For me, a more significant debate, which the editors drew out, was the question of whether this rehearsal of action is really part of the mental representation of the word. I noted in an earlier blog, how research indicates that semantic representations are distributed and multi-modal. So it is entirely reasonably to suppose that these motor actions are an intrinsic part of the word. Some researchers clearly argue for this, others argue for a different interpretation. The alternative is that the action-rehearsal is not part of the representation of the word but that the representation is linked to other neural networks that, in turn, link to the pre-motor cortices. (There is some evidence indicating that when we hear a word it evokes activity in regions just anterior of the regions in the pre-motor cortex that are responsible for action. However, the pre-motor cortex is, apparently, very complex and a subject of on-going research.) On the other side, lesion studies (i.e. studies of people who have, through some mishap, suffered damage to specific parts of the brain) show a much more direct link between the two. Some studies have shown that people who have damage to parts of the pre-motor cortex are impaired on certain types of word comprehension test!
Whichever way the argument goes, the function of this link will not be changed.
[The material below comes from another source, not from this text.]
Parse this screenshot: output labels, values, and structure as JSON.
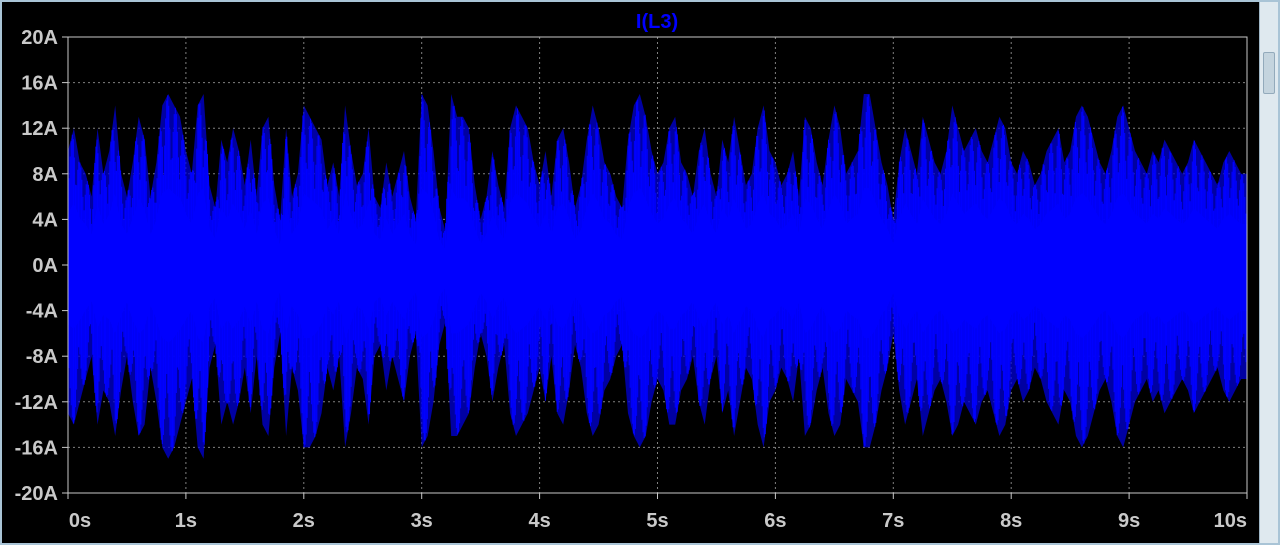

Only one of the authors really explored this and, as noted for mirror and canonical neurons (above), they suggest that the outcome of this link might be that it prepares us for action on the environment. Hearing the word may make us a little bit more ready to do the action. A side-effect of the action-language link is that it means that our understanding of an event becomes considerably richer as the mental representation involves more and more modalities. One paper talks about how the brains of dancers are considerably more active in more regions of the brain (compared to non-dancers) when they are watching a routine they have practiced themselves.
2 questions have come to mind through reading the book:
(1) Baddeley’s model of working memory (which I’ve not written about in this blog but which I’ve been studying these last few months) splits working memory into a central executive, which manipulates information, and 2 modality specific slave systems for short-term storage (one which is phonological-lexical and one which is visuo-spatial). At quite a late stage in the model’s development, they shoe-horned most of the other modalities, including tactile and kinaesthetic, as inputs into the visuo-spatial slave system. Given the wealth of evidence presented in this book on the integration of action and language, it seems to me that it may have been more sensible (if slightly counter-intuitive) to posit tactile and kinaesthetic modalities as inputs into the phonological slave sytem. I wonder why he and his co-workers didn’t do that?
(2) Given results from the lesion studies, I wonder what this implies for people in their fourth age. Oftentimes, people’s physical abilities begin to atrophy much later in life. This can be because of things like arthritis but it can also be a consequence of the regimens of care that inhibit people from exercising. I observed this with my own father-in-law, whose ability to walk diminished rapidly in care. Does physical atrophy lead to neural atrophy? If so, given that lesions to the pre-motor cortex have a negative effect on comprehension, would physical atrophy have a similar effect?
Coello, Y. & Bartolo, A. (Eds.) (2013). Language and Action in Cognitive Neuroscience. London & New York: Psychology Press